The Academy's Herpetology collection of amphibians and reptiles is one of the 10 largest in the world, containing more than 309,000 cataloged specimens from 175 countries. Learn more about the department's staff, research, and expeditions.
It takes a finely tuned ear to describe the characteristics of a frog's call—is it chirping, trilling, or is that more of a chucking sound? Each frog's call is unique to its species, and by studying these animals, scientists like herpetologist David Blackburn are finding new evidence about how Africa itself has evolved. Highly sensitive to their surroundings, frogs can be very particular about the places where they live, and probably have been for 250 million years. When a frog's habitat changes, it often must shift to a more suitable area if it is to survive, so studying the modern-day distribution of frog species helps reveal the history of the landscapes in which they live.

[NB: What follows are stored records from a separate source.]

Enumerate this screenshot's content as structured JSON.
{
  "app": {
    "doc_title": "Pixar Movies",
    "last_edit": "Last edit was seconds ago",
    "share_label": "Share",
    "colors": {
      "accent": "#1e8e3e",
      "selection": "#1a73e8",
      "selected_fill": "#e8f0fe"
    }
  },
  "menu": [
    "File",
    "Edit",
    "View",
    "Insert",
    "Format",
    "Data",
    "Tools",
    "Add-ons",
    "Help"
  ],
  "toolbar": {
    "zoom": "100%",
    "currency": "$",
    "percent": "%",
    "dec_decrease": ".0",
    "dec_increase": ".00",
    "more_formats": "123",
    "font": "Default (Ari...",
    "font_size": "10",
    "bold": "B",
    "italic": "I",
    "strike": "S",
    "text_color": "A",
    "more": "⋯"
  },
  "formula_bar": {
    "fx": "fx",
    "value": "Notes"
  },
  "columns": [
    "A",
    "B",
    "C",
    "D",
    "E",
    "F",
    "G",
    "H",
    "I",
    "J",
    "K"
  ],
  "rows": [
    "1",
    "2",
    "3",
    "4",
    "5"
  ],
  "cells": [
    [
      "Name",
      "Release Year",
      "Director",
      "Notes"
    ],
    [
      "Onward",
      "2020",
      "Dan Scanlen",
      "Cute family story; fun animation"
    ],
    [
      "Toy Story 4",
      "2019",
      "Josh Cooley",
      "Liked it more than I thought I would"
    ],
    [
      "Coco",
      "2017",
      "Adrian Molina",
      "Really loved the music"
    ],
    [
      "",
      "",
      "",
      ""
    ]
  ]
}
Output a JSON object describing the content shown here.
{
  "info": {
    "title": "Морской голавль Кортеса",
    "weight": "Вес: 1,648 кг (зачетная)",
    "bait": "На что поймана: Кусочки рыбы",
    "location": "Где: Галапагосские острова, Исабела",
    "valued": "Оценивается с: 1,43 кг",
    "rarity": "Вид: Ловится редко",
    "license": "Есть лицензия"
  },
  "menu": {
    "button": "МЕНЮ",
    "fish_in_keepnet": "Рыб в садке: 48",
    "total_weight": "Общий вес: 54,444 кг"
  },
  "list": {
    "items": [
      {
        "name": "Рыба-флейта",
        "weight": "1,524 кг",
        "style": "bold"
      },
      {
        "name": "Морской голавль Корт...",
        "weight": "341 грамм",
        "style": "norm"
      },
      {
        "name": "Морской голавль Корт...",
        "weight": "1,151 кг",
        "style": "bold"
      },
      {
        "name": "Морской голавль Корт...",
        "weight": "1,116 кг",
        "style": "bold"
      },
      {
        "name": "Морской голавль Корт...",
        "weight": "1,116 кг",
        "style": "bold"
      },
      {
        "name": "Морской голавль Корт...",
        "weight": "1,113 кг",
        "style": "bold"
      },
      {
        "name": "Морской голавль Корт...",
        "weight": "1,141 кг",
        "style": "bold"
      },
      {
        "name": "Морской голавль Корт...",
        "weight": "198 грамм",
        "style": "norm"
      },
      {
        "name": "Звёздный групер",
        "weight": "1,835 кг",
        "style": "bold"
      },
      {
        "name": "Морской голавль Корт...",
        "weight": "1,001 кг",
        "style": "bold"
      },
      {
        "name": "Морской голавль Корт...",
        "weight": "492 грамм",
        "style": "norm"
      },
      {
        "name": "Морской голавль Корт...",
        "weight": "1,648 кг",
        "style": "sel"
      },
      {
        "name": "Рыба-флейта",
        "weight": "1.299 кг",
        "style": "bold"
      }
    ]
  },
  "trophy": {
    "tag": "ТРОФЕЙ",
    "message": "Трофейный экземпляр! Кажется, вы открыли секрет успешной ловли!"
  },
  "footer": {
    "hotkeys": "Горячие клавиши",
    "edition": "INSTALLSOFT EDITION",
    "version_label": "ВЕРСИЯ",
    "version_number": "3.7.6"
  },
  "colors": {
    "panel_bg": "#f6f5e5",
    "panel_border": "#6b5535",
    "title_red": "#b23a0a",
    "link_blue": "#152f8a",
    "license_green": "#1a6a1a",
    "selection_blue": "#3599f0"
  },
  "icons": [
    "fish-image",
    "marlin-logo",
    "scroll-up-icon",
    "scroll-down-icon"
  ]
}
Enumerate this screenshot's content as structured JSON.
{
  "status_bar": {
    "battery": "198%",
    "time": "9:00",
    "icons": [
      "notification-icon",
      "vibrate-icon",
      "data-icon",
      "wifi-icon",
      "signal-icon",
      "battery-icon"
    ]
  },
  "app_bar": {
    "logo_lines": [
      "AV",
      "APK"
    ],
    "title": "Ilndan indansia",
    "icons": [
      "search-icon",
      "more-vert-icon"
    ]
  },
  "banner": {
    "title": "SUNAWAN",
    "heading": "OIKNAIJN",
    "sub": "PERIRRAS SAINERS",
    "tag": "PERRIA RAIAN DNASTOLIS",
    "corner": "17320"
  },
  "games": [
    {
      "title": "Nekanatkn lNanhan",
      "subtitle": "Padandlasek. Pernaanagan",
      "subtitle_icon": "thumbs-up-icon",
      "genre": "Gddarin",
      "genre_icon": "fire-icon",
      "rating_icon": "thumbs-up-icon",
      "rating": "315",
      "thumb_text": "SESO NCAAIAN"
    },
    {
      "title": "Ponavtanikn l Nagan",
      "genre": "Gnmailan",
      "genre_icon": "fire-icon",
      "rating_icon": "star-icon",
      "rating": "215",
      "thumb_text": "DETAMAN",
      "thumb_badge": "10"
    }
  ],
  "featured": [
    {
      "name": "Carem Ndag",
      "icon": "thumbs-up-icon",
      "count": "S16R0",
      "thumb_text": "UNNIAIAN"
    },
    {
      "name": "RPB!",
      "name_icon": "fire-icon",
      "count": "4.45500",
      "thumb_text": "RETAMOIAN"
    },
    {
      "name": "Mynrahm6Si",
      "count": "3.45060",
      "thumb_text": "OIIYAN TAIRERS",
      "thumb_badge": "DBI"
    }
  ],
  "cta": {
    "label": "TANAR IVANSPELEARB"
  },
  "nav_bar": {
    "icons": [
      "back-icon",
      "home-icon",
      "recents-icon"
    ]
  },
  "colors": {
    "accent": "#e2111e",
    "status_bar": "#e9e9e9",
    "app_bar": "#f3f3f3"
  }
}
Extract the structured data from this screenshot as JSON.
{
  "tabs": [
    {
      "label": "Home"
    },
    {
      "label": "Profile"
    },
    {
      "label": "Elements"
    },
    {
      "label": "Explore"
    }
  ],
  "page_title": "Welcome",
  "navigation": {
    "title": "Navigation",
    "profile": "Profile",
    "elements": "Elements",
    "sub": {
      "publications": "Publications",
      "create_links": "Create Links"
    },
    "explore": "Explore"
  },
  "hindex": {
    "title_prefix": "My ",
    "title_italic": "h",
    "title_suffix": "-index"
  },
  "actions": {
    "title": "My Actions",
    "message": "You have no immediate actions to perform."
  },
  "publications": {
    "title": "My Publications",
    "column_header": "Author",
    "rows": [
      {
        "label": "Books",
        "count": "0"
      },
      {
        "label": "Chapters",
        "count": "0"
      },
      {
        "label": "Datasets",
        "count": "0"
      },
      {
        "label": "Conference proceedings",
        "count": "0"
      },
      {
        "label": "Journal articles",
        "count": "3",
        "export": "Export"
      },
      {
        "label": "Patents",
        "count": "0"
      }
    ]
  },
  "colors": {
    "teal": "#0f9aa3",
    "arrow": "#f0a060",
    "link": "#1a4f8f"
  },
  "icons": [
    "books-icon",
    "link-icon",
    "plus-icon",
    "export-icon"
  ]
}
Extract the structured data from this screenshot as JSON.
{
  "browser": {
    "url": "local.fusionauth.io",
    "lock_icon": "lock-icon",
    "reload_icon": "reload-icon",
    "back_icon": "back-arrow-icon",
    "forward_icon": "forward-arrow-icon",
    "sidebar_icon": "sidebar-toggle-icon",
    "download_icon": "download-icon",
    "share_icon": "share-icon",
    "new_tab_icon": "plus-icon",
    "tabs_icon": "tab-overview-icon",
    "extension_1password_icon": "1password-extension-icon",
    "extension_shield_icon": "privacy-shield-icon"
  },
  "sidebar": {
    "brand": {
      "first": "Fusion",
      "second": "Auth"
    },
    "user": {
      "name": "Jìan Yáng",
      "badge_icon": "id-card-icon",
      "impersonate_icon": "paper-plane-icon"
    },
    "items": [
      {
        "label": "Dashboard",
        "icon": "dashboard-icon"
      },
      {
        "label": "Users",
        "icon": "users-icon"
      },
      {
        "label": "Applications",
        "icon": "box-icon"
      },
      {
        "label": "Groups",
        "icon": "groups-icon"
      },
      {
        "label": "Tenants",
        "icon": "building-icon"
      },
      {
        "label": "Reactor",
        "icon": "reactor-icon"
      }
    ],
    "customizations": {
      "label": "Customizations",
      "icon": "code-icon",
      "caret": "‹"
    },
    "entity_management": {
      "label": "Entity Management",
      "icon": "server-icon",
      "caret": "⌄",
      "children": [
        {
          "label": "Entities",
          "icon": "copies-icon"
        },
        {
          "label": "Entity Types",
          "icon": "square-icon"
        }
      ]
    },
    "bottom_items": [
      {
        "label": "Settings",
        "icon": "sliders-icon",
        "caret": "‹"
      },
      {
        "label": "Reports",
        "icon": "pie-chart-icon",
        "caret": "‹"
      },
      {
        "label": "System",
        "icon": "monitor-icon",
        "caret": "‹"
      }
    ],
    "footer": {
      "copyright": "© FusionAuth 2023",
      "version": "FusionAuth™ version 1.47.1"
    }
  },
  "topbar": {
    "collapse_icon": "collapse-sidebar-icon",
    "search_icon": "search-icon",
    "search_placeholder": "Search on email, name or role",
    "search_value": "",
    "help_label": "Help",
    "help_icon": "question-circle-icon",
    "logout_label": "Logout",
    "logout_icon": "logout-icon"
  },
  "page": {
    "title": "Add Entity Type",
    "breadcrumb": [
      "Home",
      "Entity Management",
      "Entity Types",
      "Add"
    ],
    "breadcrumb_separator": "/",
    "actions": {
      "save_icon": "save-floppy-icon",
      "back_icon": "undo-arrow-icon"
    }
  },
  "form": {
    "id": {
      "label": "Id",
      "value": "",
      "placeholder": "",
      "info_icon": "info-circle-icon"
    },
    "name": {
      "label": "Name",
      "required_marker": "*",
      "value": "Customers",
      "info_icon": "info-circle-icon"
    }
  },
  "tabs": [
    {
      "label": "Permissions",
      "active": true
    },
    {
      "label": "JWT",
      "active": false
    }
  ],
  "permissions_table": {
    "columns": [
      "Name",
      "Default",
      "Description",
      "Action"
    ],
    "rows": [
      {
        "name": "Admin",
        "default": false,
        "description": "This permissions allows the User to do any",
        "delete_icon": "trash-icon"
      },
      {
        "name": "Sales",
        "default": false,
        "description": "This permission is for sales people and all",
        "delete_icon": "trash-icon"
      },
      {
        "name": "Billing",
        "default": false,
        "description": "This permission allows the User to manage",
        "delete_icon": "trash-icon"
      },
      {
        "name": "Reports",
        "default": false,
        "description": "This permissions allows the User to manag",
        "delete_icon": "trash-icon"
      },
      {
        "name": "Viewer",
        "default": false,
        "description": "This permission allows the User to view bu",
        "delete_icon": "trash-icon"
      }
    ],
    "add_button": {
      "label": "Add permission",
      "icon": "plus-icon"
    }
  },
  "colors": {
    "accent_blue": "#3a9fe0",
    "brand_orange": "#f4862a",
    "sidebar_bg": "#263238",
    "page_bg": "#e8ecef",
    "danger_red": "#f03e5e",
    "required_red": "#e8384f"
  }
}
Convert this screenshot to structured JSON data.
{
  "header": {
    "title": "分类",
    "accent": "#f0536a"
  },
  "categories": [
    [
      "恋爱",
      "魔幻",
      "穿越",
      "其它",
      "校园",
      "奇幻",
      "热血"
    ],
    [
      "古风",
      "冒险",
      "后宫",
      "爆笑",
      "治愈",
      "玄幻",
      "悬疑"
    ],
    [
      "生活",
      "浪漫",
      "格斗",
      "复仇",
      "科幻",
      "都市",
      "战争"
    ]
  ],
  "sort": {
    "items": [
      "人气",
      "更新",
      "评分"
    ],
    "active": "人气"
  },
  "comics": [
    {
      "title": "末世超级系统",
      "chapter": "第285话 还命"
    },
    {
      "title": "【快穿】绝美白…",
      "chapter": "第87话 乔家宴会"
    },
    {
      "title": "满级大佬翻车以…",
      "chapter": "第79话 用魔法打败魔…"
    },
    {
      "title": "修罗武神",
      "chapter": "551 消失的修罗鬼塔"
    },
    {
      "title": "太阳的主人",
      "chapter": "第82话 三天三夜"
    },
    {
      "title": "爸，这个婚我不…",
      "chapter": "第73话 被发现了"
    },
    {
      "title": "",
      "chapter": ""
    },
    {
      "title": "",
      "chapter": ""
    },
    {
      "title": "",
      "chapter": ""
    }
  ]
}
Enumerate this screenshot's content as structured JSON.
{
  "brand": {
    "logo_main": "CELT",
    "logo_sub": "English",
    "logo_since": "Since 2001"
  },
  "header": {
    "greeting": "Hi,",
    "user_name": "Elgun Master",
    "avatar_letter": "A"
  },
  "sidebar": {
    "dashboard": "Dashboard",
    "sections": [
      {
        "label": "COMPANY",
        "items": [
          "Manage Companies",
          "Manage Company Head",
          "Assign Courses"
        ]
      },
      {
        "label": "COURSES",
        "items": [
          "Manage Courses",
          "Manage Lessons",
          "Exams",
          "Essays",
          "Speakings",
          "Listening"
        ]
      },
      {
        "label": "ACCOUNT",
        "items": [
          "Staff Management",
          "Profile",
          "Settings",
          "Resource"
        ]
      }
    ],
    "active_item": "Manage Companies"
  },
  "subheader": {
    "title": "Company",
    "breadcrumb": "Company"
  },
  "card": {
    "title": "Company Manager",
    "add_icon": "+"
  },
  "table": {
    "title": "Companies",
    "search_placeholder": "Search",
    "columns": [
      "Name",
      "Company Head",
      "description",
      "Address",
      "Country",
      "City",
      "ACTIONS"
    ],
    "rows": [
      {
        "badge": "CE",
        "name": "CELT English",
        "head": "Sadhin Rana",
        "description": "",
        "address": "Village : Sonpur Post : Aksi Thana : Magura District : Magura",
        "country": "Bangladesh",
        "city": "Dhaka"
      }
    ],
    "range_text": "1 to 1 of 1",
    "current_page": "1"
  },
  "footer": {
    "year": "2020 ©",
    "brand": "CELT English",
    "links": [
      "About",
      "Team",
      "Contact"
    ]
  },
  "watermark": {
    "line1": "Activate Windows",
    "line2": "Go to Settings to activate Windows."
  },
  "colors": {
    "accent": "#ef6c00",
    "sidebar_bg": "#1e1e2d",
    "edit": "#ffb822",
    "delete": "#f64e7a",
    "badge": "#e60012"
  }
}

In 2011, Blackburn was part of a small team which mounted an expedition to Burundi, a small but densely populated country which borders the vast Congo River Basin, the Great Rift Valley, and Lake Tanganyika—an intriguing geographic crossroads for biologists. Their objective: to seek out the long-lost Bururi long-fingered frog (Cardioglossa cyaneospila) which hadn't been seen there by scientists since 1949, during surveys conducted while the nation was under Belgian administration.
Since then, the country has seen political unrest, population growth, and habitat loss, so the research team was pleasantly surprised to find the habitats of the Bururi Forest Reserve were still relatively intact when they arrived. Blackburn had a hunch that the Bururi long-fingered frog's call would sound similar to that of its suspected relatives in Cameroon, more than 1,400 miles away. Sure enough, on the fifth night he found one on a log by following the sound of its call.
Scientists believe that many of the species in Burundi's high-elevation forests may be closely related to plants and animals found in Cameroon's mountains, suggesting that at some point in the past, a cooler climate may have allowed the forests to become contiguous between them. The lone long-fingered frog specimen collected, which now resides in the Academy's herpetology collection, can now be used for DNA studies to estimate how long the Cardioglossa species from Burundi and Cameroon have been genetically isolated from one another. The results will shed light on Africa's historical climate conditions, a topic that has far-reaching implications for understanding the evolution of life in the continent that gave rise to our own species. Events that impacted frog evolution, like a wet or arid period a million years ago, would also have affected human ancestors.